The hotel industry could be losing up to $10 billion a year in abandoned online purchases, according to a report. The study from marketing technology firm IgnitionOne reveals that hotels might have lost out on as much as $2.4 billion in lost online revenue in the fourth quarter of 2018. IgnitionOne tracked 4.7 million hotel night bookings across 50 brands to arrive at the figure and estimates that could be as much as $10 billion for the year lost from cart abandonment. Cart abandonment is tracked over the entire quarter so those consumers who put something in an online basket but come back later are not counted as "abandoners." Further insights from the report reveal that booking rates for economy hotels are about 3% higher than the average booking rate while conversion rates for the luxury segment are the lowest.
The report gives a glimpse into that future, citing the current status of the hospitality and travel industries and forecasting how varying sectors will perform through 2019 and beyond. Although Deloitte’s Outlook doesn’t see a downturn this upcoming year, it implores hoteliers to plan long-term to keep up with that growth in gross hotel bookings. Businesses with strong plans in place for when that downturn inevitably does happen are more likely to maintain profitability. Equally as important is ensuring that when revenue generation isn’t as high, costs aren’t cut where it counts, like on talent and maintaining service levels during the downturn.
Last week, Facebook announced it is reportedly working to develop a single, unified messaging infrastructure and increasing the connection between several of their apps. The integration will allow users to communicate cross-platform even while using the individual apps of Facebook Messenger, WhatsApp, and Instagram's messaging, combining the world's 3 largest messaging platforms. Thousands of Facebook employees are supposedly hard at work, with the goal being to make the integration complete by the end of 2019 or early 2020, though Zuckerberg has said that the functionality likely wouldn't be possible until sometime in 2020 at the latest. Read more about how this change will impact the hospitality industry.

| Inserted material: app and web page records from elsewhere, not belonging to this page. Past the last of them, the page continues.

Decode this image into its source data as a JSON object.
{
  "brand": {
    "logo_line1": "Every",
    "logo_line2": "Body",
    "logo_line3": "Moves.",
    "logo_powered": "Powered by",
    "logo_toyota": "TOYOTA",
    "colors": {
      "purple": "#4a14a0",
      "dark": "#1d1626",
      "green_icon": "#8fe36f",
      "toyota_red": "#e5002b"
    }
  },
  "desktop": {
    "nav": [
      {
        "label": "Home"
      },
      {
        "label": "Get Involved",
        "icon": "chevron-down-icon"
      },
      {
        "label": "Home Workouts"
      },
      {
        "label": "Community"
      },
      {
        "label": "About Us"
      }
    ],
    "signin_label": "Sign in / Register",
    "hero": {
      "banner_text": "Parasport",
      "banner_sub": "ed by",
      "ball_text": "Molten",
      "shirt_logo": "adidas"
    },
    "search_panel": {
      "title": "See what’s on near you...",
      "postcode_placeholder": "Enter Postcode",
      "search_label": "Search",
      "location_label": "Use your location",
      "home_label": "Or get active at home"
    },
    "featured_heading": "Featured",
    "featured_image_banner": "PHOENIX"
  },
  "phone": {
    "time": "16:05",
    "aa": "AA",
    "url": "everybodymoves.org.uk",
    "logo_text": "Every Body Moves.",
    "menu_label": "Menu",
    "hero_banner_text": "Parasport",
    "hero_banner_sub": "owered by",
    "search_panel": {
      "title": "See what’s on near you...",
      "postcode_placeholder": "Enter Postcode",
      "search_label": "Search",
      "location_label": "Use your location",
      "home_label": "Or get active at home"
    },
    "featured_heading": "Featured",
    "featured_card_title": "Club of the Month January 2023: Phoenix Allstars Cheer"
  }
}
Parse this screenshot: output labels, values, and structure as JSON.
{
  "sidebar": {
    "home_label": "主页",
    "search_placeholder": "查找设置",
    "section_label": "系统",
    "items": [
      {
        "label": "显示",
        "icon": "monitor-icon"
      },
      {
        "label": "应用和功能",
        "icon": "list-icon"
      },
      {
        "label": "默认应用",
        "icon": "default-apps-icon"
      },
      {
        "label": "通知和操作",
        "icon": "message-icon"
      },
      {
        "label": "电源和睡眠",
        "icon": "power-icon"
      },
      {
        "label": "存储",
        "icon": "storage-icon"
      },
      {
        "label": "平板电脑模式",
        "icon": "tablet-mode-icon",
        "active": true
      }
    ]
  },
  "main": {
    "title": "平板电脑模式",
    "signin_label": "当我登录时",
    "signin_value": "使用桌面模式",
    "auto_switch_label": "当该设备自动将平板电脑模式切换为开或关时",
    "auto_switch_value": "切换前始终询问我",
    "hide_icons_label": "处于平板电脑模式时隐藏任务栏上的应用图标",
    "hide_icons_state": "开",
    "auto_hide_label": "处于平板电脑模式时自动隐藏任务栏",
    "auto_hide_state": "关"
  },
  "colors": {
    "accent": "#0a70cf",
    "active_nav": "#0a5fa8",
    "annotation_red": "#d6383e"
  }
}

New research from the Business Travel Show has found that travel buyers are yet to be convinced by next-generation technology. More than half say they believe bots, blockchain, and augmented reality will have minimal to no impact in the next three years. Only a fifth of the 134 buyers polled said they see technology ‘significantly improving booking, saving time and money’ by 2022. However, there appears to be more faith in the abilities of artificial intelligence (AI); 18 percent of respondents believe it has the potential to ‘revolutionise’ the travel industry over the next three years.